Static Initializers

Constructors allow you to schedule arbitrary actions to be executed when an object is created. Occasionally, you might want to do something similar for a class as a whole. That is, you would like to schedule some actions to be exectued when the class is first loaded. Since classes are not constructed in the same way as objects, you can't do this with constructors. Instead, you have to do it with something called a static initializer. A static initializer is a block of code that will be automatically executed when the class is loaded by the system. A static initializer can be used to initialize the class's static variables, but it can perform other actions as well. Syntactically, a static initializer consists of a block of code, enclosed between { and }, marked with the word static. It has no name, no parameters, and no return type.

For example, suppose that information about students is stored on disk in a database. You might write a Student class that needs access to this database. If so, you could use a static initializer to open the database when the class is loaded:

          class Student {
             static {   // static initializer for class Student
             . . .  // other stuff

(This assumes that openDataBase() is a static subroutine defined elsewhere in the class.)

There are also, by the way, instance initializers. An instance initializer consists simply of a block of code, without the word static, and it is executed whenever an object belonging to the class is created. However, anything you could do in an instance initializer could be done just as well in a constructor, and I recommend sticking to constructors for object initiailization.

Garbage Collection

So far, this section has been about creating objects. What about destroying them? In Java, the destruction of objects takes place automatically.

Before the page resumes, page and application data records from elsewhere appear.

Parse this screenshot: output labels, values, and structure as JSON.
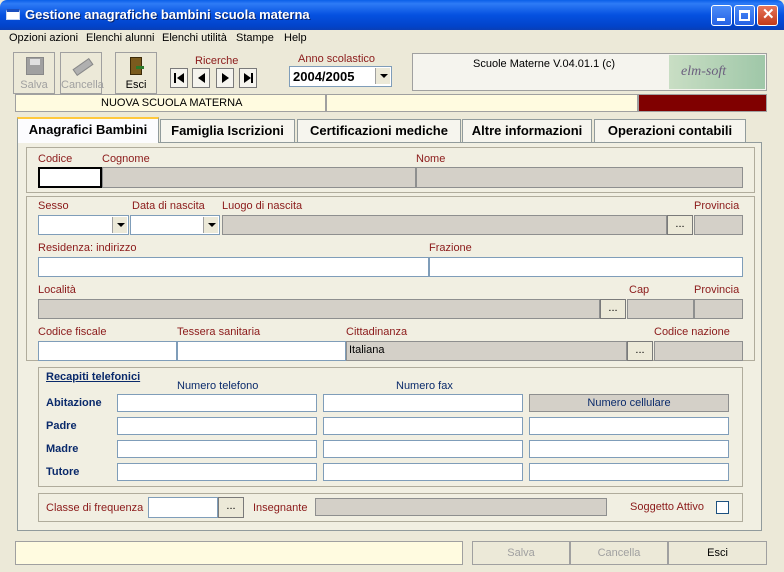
{
  "window": {
    "title": "Gestione anagrafiche bambini scuola materna"
  },
  "menu": [
    "Opzioni azioni",
    "Elenchi alunni",
    "Elenchi utilità",
    "Stampe",
    "Help"
  ],
  "toolbar": {
    "save_label": "Salva",
    "cancel_label": "Cancella",
    "exit_label": "Esci",
    "search_label": "Ricerche",
    "school_year_label": "Anno scolastico",
    "school_year_value": "2004/2005",
    "version": "Scuole Materne V.04.01.1 (c)",
    "logo_text": "elm-soft"
  },
  "school": {
    "name": "NUOVA SCUOLA MATERNA"
  },
  "tabs": [
    "Anagrafici Bambini",
    "Famiglia Iscrizioni",
    "Certificazioni mediche",
    "Altre informazioni",
    "Operazioni contabili"
  ],
  "fields": {
    "codice": "Codice",
    "cognome": "Cognome",
    "nome": "Nome",
    "sesso": "Sesso",
    "data_nascita": "Data di nascita",
    "luogo_nascita": "Luogo di nascita",
    "provincia": "Provincia",
    "residenza": "Residenza: indirizzo",
    "frazione": "Frazione",
    "localita": "Località",
    "cap": "Cap",
    "provincia2": "Provincia",
    "codice_fiscale": "Codice fiscale",
    "tessera": "Tessera sanitaria",
    "cittadinanza": "Cittadinanza",
    "cittadinanza_value": "Italiana",
    "codice_nazione": "Codice nazione"
  },
  "phones": {
    "title": "Recapiti telefonici",
    "col_phone": "Numero telefono",
    "col_fax": "Numero fax",
    "col_mobile": "Numero cellulare",
    "rows": [
      "Abitazione",
      "Padre",
      "Madre",
      "Tutore"
    ]
  },
  "class_section": {
    "classe": "Classe di frequenza",
    "insegnante": "Insegnante",
    "soggetto": "Soggetto Attivo"
  },
  "bottom": {
    "save": "Salva",
    "cancel": "Cancella",
    "exit": "Esci"
  },
  "ellipsis": "..."
}
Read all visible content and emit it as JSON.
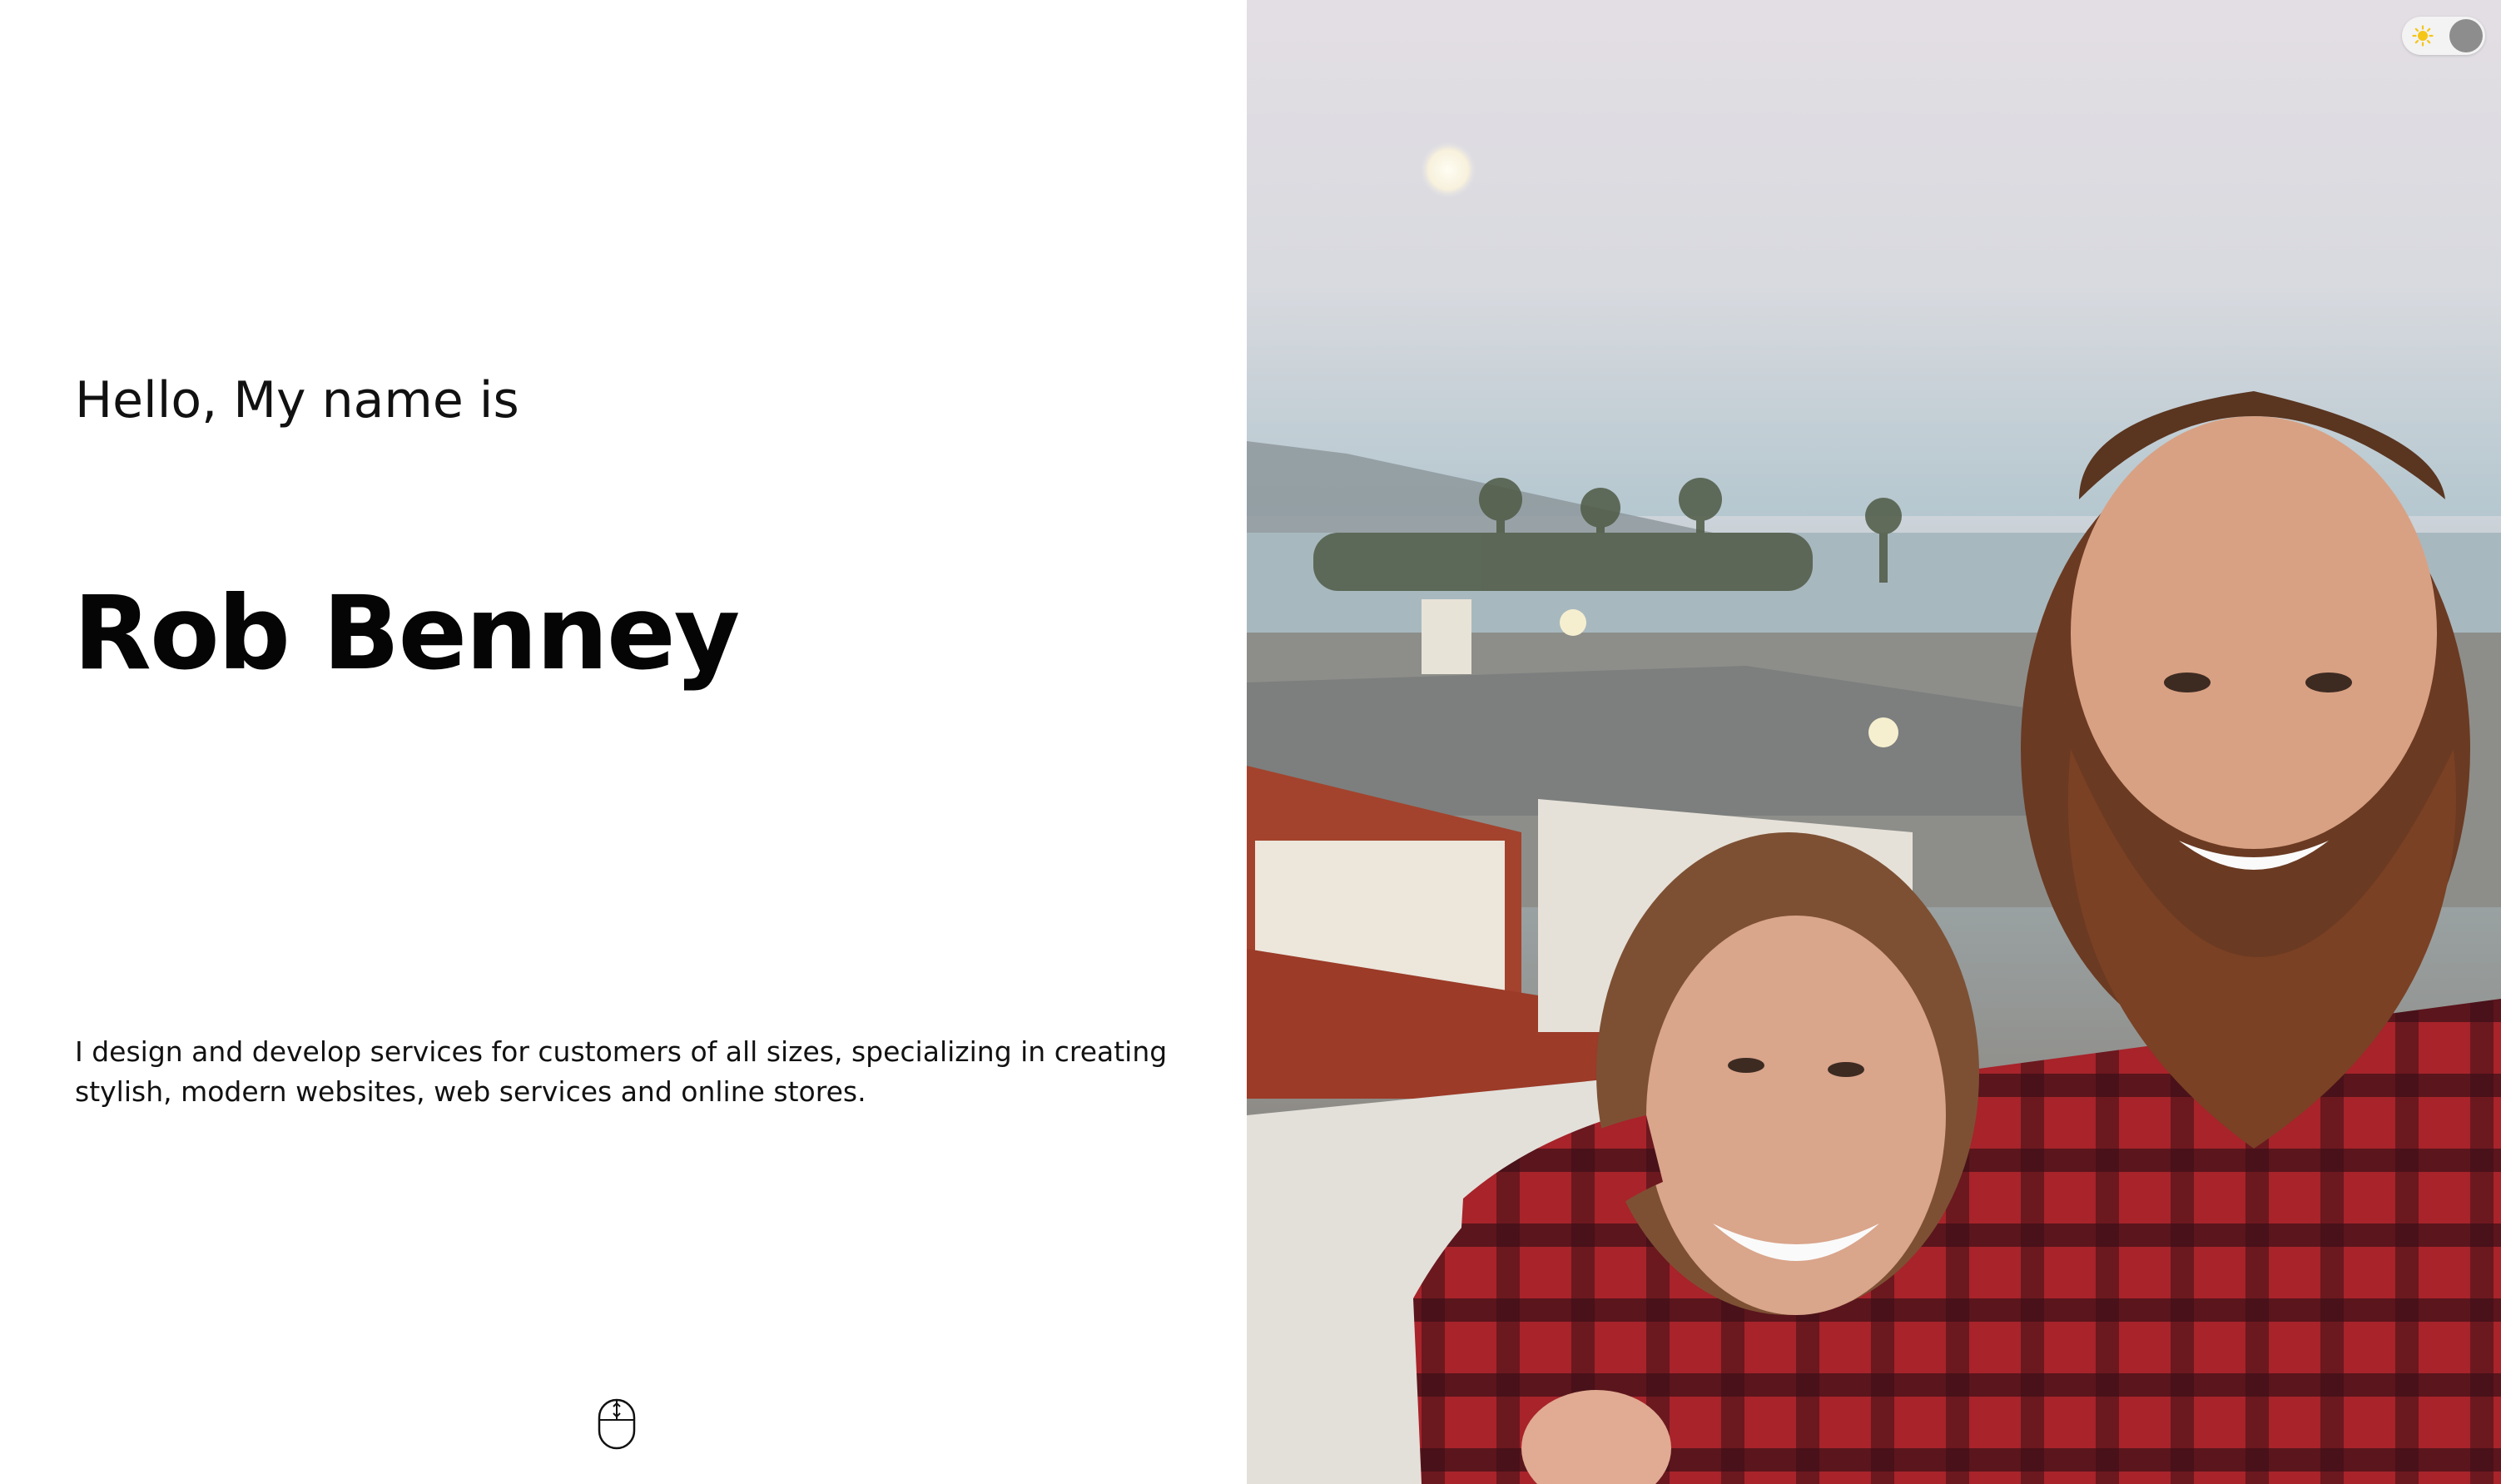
{
  "hero": {
    "greeting": "Hello, My name is",
    "name": "Rob Benney",
    "bio": "I design and develop services for customers of all sizes, specializing in creating stylish, modern websites, web services and online stores."
  },
  "icons": {
    "scroll": "mouse-scroll-icon",
    "theme_light": "sun-icon"
  },
  "colors": {
    "text": "#111111",
    "background": "#ffffff",
    "toggle_knob": "#8d8d8d",
    "sun": "#f5c518"
  }
}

An object exists on the heap, and it can be accessed only through variables that hold references to the object. What happens to an object if there are no variables that refer to it? This can happen. Consider the following two statements (though in reality, you'd never do anything like this):

           Student std = new Student("John Smith");
           std = null;

In the first line, a reference to a newly created Student object is stored in the variable std. But in the next line, the value of std is changed, and the reference to the Student object is gone. In fact, there are now no references whatsoever to that object stored in any variable. So there is no way for the program ever to use the object again. It might as well not exist. In fact, the memory occupied by the object should be reclaimed to be used for another purpose.

Java uses a procedure called garbage collection to reclaim memory occupied by objects that are no longer accessible to a program. It is the responsibility of the system, not the programmer, to keep track of which objects are "garbage". In the above example, it was very easy to see that the Student object had become garbage. Usually, it's much harder. If an object has been used for a while, there might be several references to the object stored in several variables. The object doesn't become garbarge until all those references have been dropped.

In many other programing languages, it's the programmer's responsibility to delete the garbage. Unfortunately, keeping track of memory usage is very error-prone, and many serious program bugs are caused by such errors. A programmer might accidently delete an object even though there are still references to that object. This is called a "dangling pointer" error, and it leads to problems when the program tries to access an object that is no longer there. Another type of error is a "memory leak," where a programmer neglects to delete objects that are no longer in use. This can lead to filling memory with objects that are completely inaccessible, and the program might run out of memory even though, in fact, large amounts of memory are being wasted.

Because Java uses garbage collection, such errors are simply impossible. You might wonder why all languages don't use garbage collection. In the past, it was considered too slow and wasteful. However, research into garbage collection techniques combined with the incredible speed of modern computers have combined to make garbage collection feasible. Programmers should rejoice.

[ Next Section | Previous Section | Chapter Index | Main Index ]